GJELTEN: Well, I think that, you know, one of the things that we've mentioned and we've heard a lot about in the last week, in particular, is that al-Qaida, this organization that brought such terror into our lives 10 years ago is, I think it's fair to say, a shadow of its former self now.
Most of the top leaders, with the exception of one man, Ayman al-Zawahiri, who was Osama bin Laden's deputy - most of the top leaders have actually been killed. The organization is short of finances. It is not able to carry out big, complex attacks like 9/11 anymore, as far as we know.
So I think that we have to recognize that progress has been made in this war on terrorism and perhaps this will allow us to tackle some other pressing items on our nation's agenda.
CORNISH: NPR's national security correspondent, Tom Gjelten, thank you so much.
GJELTEN: You bet, Audie.
CORNISH: Tenth anniversary commemorations of the attacks of September 11th, 2001 continue around the country throughout the day. The last official event will be "A Concert for Hope" at the Kennedy Center here in Washington, where President Obama will speak.
The president helped launch the day's activities at ground zero this morning. Here now are moments from today at all three sites: New York, the Pentagon and Shanksville, Pennsylvania, where planes went down on 9/11.
(SOUNDBITE OF BELL RINGING)
President BARACK OBAMA: Therefore, we will not fear, even though the earth be removed and though the mountains be carried into the midst of the sea, though its waters roar and be troubled, though the mountains shake with its swelling, there is a river whose streams shall make glad the city of God.
President GEORGE W. BUSH: I pray that our heavenly father may assuage the anguish of your bereavement and leave you only the cherished memory of the loved and lost and the solemn pride that must be yours to have laid so costly a sacrifice upon the alter of freedom.
(SOUNDBITE OF SONG, "AMAZING GRACE")
MICHAEL MULLEN: No music can assuage.

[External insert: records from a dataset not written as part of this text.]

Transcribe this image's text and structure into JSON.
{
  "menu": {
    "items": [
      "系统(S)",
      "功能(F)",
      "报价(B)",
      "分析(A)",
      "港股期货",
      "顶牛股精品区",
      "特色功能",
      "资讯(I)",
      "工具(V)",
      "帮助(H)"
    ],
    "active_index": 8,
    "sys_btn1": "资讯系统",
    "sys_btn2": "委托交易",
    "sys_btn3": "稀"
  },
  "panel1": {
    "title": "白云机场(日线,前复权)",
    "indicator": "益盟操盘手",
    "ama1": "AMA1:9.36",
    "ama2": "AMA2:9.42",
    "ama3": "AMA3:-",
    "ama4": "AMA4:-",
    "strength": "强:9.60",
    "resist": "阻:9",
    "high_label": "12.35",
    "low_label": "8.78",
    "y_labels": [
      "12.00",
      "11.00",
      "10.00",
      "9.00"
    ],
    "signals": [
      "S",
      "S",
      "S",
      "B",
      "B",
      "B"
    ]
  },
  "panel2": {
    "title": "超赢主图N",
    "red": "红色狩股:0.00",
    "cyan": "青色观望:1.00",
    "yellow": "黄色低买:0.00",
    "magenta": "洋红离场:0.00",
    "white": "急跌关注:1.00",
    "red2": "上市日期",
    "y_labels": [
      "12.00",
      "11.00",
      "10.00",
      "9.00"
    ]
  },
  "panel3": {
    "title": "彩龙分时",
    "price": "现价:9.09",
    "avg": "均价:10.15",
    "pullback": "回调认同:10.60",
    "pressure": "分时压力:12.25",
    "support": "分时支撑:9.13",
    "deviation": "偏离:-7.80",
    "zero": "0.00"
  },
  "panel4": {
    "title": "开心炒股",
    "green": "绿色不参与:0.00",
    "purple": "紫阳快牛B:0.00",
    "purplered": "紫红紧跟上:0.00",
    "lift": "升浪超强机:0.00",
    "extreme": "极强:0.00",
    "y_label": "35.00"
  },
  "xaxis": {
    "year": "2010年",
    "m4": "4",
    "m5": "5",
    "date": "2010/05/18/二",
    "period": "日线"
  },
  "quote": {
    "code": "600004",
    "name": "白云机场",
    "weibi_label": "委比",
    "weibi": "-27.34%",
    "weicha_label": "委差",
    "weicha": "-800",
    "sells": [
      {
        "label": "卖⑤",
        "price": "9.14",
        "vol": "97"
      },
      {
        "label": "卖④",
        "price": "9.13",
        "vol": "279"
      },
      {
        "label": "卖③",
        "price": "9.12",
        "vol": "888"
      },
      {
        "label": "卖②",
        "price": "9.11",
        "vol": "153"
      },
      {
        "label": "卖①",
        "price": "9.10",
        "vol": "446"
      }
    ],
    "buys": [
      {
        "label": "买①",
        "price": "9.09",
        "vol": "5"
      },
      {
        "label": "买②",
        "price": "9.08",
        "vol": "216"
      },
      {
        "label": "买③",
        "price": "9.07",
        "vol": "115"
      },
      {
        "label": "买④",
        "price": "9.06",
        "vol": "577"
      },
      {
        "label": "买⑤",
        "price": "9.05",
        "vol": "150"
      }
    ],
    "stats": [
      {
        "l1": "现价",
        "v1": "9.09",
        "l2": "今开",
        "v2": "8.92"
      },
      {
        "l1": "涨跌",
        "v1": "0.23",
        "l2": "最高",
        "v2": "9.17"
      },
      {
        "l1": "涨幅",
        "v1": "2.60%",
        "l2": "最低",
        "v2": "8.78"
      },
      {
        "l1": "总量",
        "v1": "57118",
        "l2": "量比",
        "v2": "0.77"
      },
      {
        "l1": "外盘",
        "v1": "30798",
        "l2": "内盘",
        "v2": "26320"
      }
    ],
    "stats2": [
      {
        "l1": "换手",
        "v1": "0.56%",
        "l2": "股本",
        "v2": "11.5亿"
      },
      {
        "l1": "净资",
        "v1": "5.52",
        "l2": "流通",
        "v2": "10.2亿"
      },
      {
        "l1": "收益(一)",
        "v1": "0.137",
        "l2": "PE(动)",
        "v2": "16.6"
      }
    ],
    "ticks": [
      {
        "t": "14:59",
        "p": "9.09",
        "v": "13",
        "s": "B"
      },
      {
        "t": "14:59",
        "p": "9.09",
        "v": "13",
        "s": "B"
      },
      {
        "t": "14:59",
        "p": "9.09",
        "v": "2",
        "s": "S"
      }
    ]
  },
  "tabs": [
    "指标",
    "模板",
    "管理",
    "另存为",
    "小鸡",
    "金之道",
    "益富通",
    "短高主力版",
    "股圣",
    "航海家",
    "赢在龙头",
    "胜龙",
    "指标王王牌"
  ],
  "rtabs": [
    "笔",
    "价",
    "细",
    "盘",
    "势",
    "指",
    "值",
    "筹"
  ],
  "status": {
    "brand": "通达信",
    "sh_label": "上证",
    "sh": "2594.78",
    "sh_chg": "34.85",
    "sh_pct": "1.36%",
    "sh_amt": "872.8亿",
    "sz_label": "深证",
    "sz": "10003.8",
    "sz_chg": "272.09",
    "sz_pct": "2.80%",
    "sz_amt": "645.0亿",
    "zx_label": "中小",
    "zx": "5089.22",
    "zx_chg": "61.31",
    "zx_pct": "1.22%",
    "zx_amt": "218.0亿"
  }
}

No tongue can express. No prayer alone may dampen the yearning that must fire yet inside you.
(SOUNDBITE OF SONG, "AMAZING GRACE")
UNIDENTIFIED MAN #1: (Singing) I once was lost, but now I'm found.
UNIDENTIFIED MAN #2: My lovely mother.
UNIDENTIFIED FEMALE #1: My beautiful sister, CeeCee Ross Lyles.
UNIDENTIFIED MAN #2: CeeCee Ross Lyles.
UNIDENTIFIED FEMALE #2: My mother, Hilda Marcin.
UNIDENTIFIED MAN #3: Waleska Martinez Rivera.
UNIDENTIFIED FEMALE #3: Nicole Carol Miller.
GEORGE PATAKI: Names wheeled in the dim warehouse of memory. So many names, there is barely room on the walls of the heart.
RUDOLPH GIULIANI: To every thing, there is a season and a time for every purpose under heaven.
UNIDENTIFIED FEMALE #4: God, grant me the serenity to accept the things I cannot change. Tom, I can only say that my heart is so thankful to have had you in my life. You were not only my brother. You were the best and bravest man and my best friend.
PETER NEGRON: I hope that I can make my father proud of the young men that my brother and I have become. I miss you so much, Dad.
(SOUNDBITE OF SONG, "AMAZING GRACE")
CORNISH: You'll find more reflections on today's anniversary and the images and music and through blogging today's events at our website, NPR.org. You are listening to live special coverage of the 10th anniversary of the September 11th attacks. I'm Audie Cornish.
(SOUNDBITE OF SONG, "AMAZING GRACE")
UNIDENTIFIED GROUP: (Singing) Through many dangers, toils and snares I have already come, 'tis Grace that brought...
(SOUNDBITE OF MUSIC)
NPR transcripts are created on a rush deadline by a contractor for NPR, and accuracy and availability may vary. This text may not be in its final form and may be updated or revised in the future. Please be aware that the authoritative record of NPR’s programming is the audio.